● Action item
I need the entries printed again word for word, without the images.

Entries from a dataset of interfaces
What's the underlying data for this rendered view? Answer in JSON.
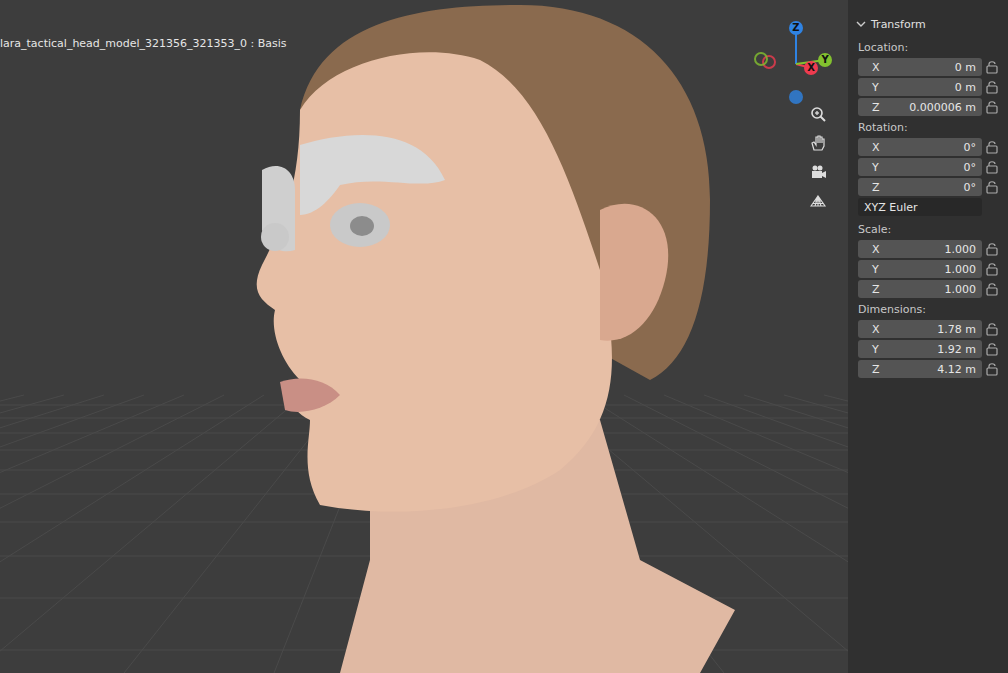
{
  "viewport": {
    "object_label": "lara_tactical_head_model_321356_321353_0 : Basis",
    "gizmo": [
      {
        "axis": "Z",
        "color": "#2f83e3"
      },
      {
        "axis": "X",
        "color": "#ee3b4f"
      },
      {
        "axis": "Y",
        "color": "#83c12f"
      }
    ]
  },
  "transform": {
    "title": "Transform",
    "expanded": true,
    "sections": [
      {
        "label": "Location:",
        "fields": [
          {
            "axis": "X",
            "value": "0 m"
          },
          {
            "axis": "Y",
            "value": "0 m"
          },
          {
            "axis": "Z",
            "value": "0.000006 m"
          }
        ]
      },
      {
        "label": "Rotation:",
        "fields": [
          {
            "axis": "X",
            "value": "0°"
          },
          {
            "axis": "Y",
            "value": "0°"
          },
          {
            "axis": "Z",
            "value": "0°"
          }
        ],
        "mode": "XYZ Euler"
      },
      {
        "label": "Scale:",
        "fields": [
          {
            "axis": "X",
            "value": "1.000"
          },
          {
            "axis": "Y",
            "value": "1.000"
          },
          {
            "axis": "Z",
            "value": "1.000"
          }
        ]
      },
      {
        "label": "Dimensions:",
        "fields": [
          {
            "axis": "X",
            "value": "1.78 m"
          },
          {
            "axis": "Y",
            "value": "1.92 m"
          },
          {
            "axis": "Z",
            "value": "4.12 m"
          }
        ]
      }
    ]
  }
}
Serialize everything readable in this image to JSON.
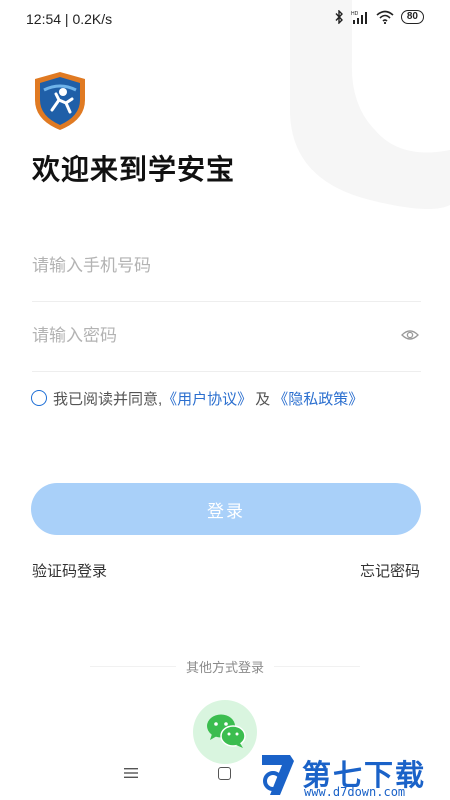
{
  "status_bar": {
    "time": "12:54 | 0.2K/s",
    "network_label": "HD",
    "battery": "80"
  },
  "header": {
    "welcome_title": "欢迎来到学安宝",
    "logo_icon": "shield-runner-logo-icon"
  },
  "form": {
    "phone_placeholder": "请输入手机号码",
    "password_placeholder": "请输入密码",
    "password_toggle_icon": "eye-icon"
  },
  "agreement": {
    "prefix": "我已阅读并同意,",
    "user_agreement": "《用户协议》",
    "and": "及",
    "privacy_policy": "《隐私政策》"
  },
  "actions": {
    "login_label": "登录",
    "sms_login": "验证码登录",
    "forgot_password": "忘记密码"
  },
  "other_login": {
    "label": "其他方式登录",
    "wechat_icon": "wechat-icon"
  },
  "watermark": {
    "title": "第七下载站",
    "url": "www.d7down.com"
  },
  "colors": {
    "accent": "#2b6fcf",
    "login_button_disabled": "#a9d0f9",
    "wechat_green": "#3bbd4f"
  }
}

● Expected answer
What's the underlying data for this rendered view? Answer in JSON.
{
  "viewport": {
    "object_label": "lara_tactical_head_model_321356_321353_0 : Basis",
    "gizmo": [
      {
        "axis": "Z",
        "color": "#2f83e3"
      },
      {
        "axis": "X",
        "color": "#ee3b4f"
      },
      {
        "axis": "Y",
        "color": "#83c12f"
      }
    ]
  },
  "transform": {
    "title": "Transform",
    "expanded": true,
    "sections": [
      {
        "label": "Location:",
        "fields": [
          {
            "axis": "X",
            "value": "0 m"
          },
          {
            "axis": "Y",
            "value": "0 m"
          },
          {
            "axis": "Z",
            "value": "0.000006 m"
          }
        ]
      },
      {
        "label": "Rotation:",
        "fields": [
          {
            "axis": "X",
            "value": "0°"
          },
          {
            "axis": "Y",
            "value": "0°"
          },
          {
            "axis": "Z",
            "value": "0°"
          }
        ],
        "mode": "XYZ Euler"
      },
      {
        "label": "Scale:",
        "fields": [
          {
            "axis": "X",
            "value": "1.000"
          },
          {
            "axis": "Y",
            "value": "1.000"
          },
          {
            "axis": "Z",
            "value": "1.000"
          }
        ]
      },
      {
        "label": "Dimensions:",
        "fields": [
          {
            "axis": "X",
            "value": "1.78 m"
          },
          {
            "axis": "Y",
            "value": "1.92 m"
          },
          {
            "axis": "Z",
            "value": "4.12 m"
          }
        ]
      }
    ]
  }
}
Serialize everything readable in this image to JSON.
{
  "status_bar": {
    "time": "12:54 | 0.2K/s",
    "network_label": "HD",
    "battery": "80"
  },
  "header": {
    "welcome_title": "欢迎来到学安宝",
    "logo_icon": "shield-runner-logo-icon"
  },
  "form": {
    "phone_placeholder": "请输入手机号码",
    "password_placeholder": "请输入密码",
    "password_toggle_icon": "eye-icon"
  },
  "agreement": {
    "prefix": "我已阅读并同意,",
    "user_agreement": "《用户协议》",
    "and": "及",
    "privacy_policy": "《隐私政策》"
  },
  "actions": {
    "login_label": "登录",
    "sms_login": "验证码登录",
    "forgot_password": "忘记密码"
  },
  "other_login": {
    "label": "其他方式登录",
    "wechat_icon": "wechat-icon"
  },
  "watermark": {
    "title": "第七下载站",
    "url": "www.d7down.com"
  },
  "colors": {
    "accent": "#2b6fcf",
    "login_button_disabled": "#a9d0f9",
    "wechat_green": "#3bbd4f"
  }
}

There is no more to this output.